OK, so he wasn't having a seizure, he was just trying to get my attention. And since I was wearing my 7:30 a.m. uniform of faded T-shirt, rumpled khakis and coke-bottle glasses, the only explanation was that something was wrong with my car. "Your tire is flat!" the man shouted as I rolled down the window. "Back there!"

Oh, crud. My car had just returned from Indianapolis (a 275-mile drive, one way) and I knew my tires were low. Now one had collapsed altogether.

Now, I am not exactly famous these days for my calm, confident responses to life's little curve balls. Generally I react to minor setbacks (a closed day care, a sick cat, a dropped earring) with rhetoric and hand-wringing suitable for a Greek tragedy. When I arrived at the doctor's last Friday for a checkup, I was so wound up from packing clothes and dispensing cat medicine and cleaning the house for a possible showing, that my first blood pressure reading hit the roof. My second one was normal, thank goodness. The nurse said the first reading was probably a bad cuff, but I know better.

Back to this morning. I simply drove to a nearby Discount Tire. They took the tire off and floated it in water to find where the leak was. "I'm turning in this car in two weeks," I begged. "I can't spend much." Discount Tire did not fail me. Those guys scrounged up a used tire from somewhere and put it on the car, free of charge. In 30 minutes I was back on the road.

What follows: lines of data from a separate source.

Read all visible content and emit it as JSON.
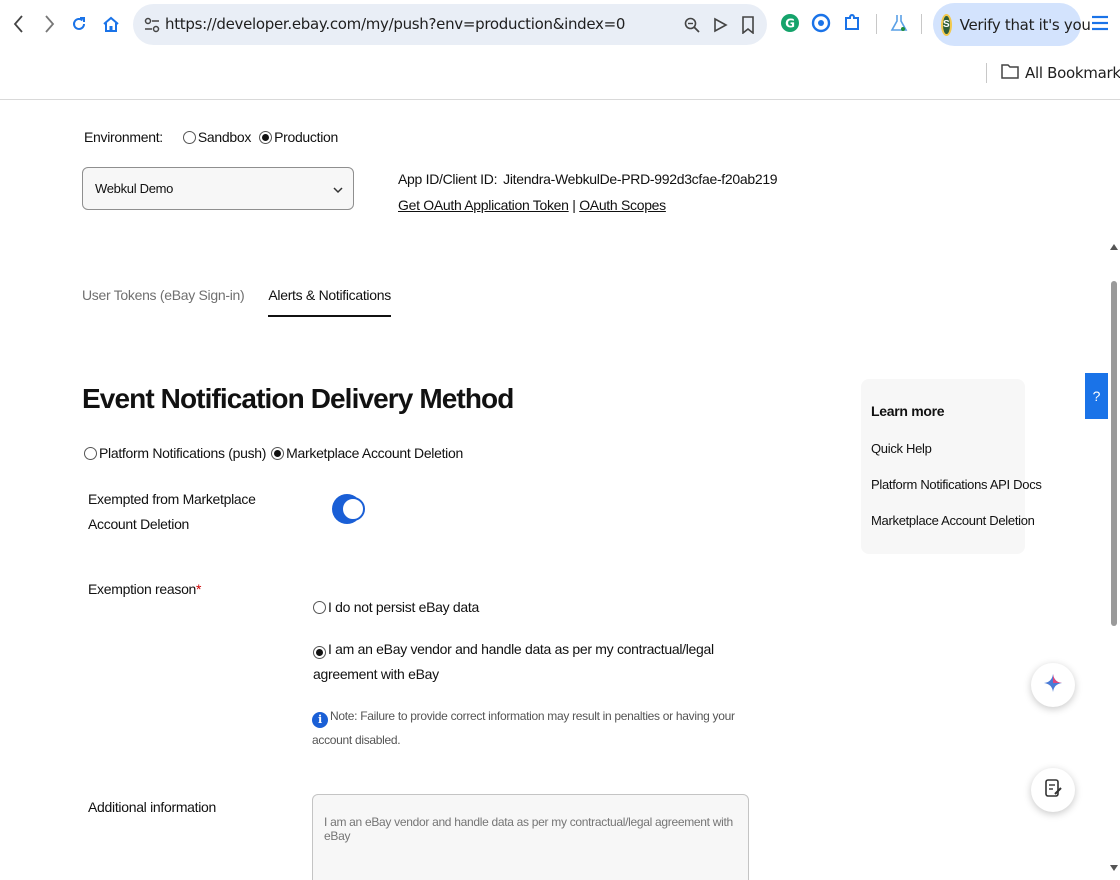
{
  "browser": {
    "url": "https://developer.ebay.com/my/push?env=production&index=0",
    "profile_button": "Verify that it's you",
    "profile_avatar_letter": "S",
    "bookmarks_label": "All Bookmarks"
  },
  "environment": {
    "label": "Environment:",
    "options": [
      "Sandbox",
      "Production"
    ],
    "selected": "Production"
  },
  "app_selector": {
    "value": "Webkul Demo"
  },
  "app_id": {
    "label": "App ID/Client ID:",
    "value": "Jitendra-WebkulDe-PRD-992d3cfae-f20ab219",
    "token_link": "Get OAuth Application Token",
    "separator": "|",
    "scopes_link": "OAuth Scopes"
  },
  "tabs": [
    {
      "label": "User Tokens (eBay Sign-in)",
      "active": false
    },
    {
      "label": "Alerts & Notifications",
      "active": true
    }
  ],
  "main": {
    "title": "Event Notification Delivery Method",
    "method_options": [
      "Platform Notifications (push)",
      "Marketplace Account Deletion"
    ],
    "method_selected": "Marketplace Account Deletion",
    "exempt_label": "Exempted from Marketplace Account Deletion",
    "exempt_enabled": true,
    "reason_label": "Exemption reason",
    "reason_required_mark": "*",
    "reason_options": [
      "I do not persist eBay data",
      "I am an eBay vendor and handle data as per my contractual/legal agreement with eBay"
    ],
    "reason_selected_index": 1,
    "note": "Note: Failure to provide correct information may result in penalties or having your account disabled.",
    "info_icon_glyph": "i",
    "additional_label": "Additional information",
    "additional_placeholder": "I am an eBay vendor and handle data as per my contractual/legal agreement with eBay"
  },
  "learn_more": {
    "title": "Learn more",
    "links": [
      "Quick Help",
      "Platform Notifications API Docs",
      "Marketplace Account Deletion"
    ]
  },
  "help_tab": "?",
  "colors": {
    "accent": "#1a5fd6",
    "help_tab": "#1a73e8",
    "card_bg": "#f7f7f7"
  },
  "icons": [
    "back-icon",
    "forward-icon",
    "reload-icon",
    "home-icon",
    "site-info-icon",
    "zoom-icon",
    "send-icon",
    "bookmark-star-icon",
    "grammarly-icon",
    "extension-icon",
    "puzzle-icon",
    "labs-icon",
    "menu-icon",
    "folder-icon",
    "chevron-down-icon",
    "info-icon",
    "sparkle-icon",
    "notes-icon"
  ]
}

Alas, my new maturity couldn't last. Within an hour I was in a loud altercation with a stubborn roll of packing tape, my shouts echoing off the walls of our nearly empty storage space. Oh well, I thought as I ground the tape roll under my heel (hard to do in flip-flops), I'm not always like this.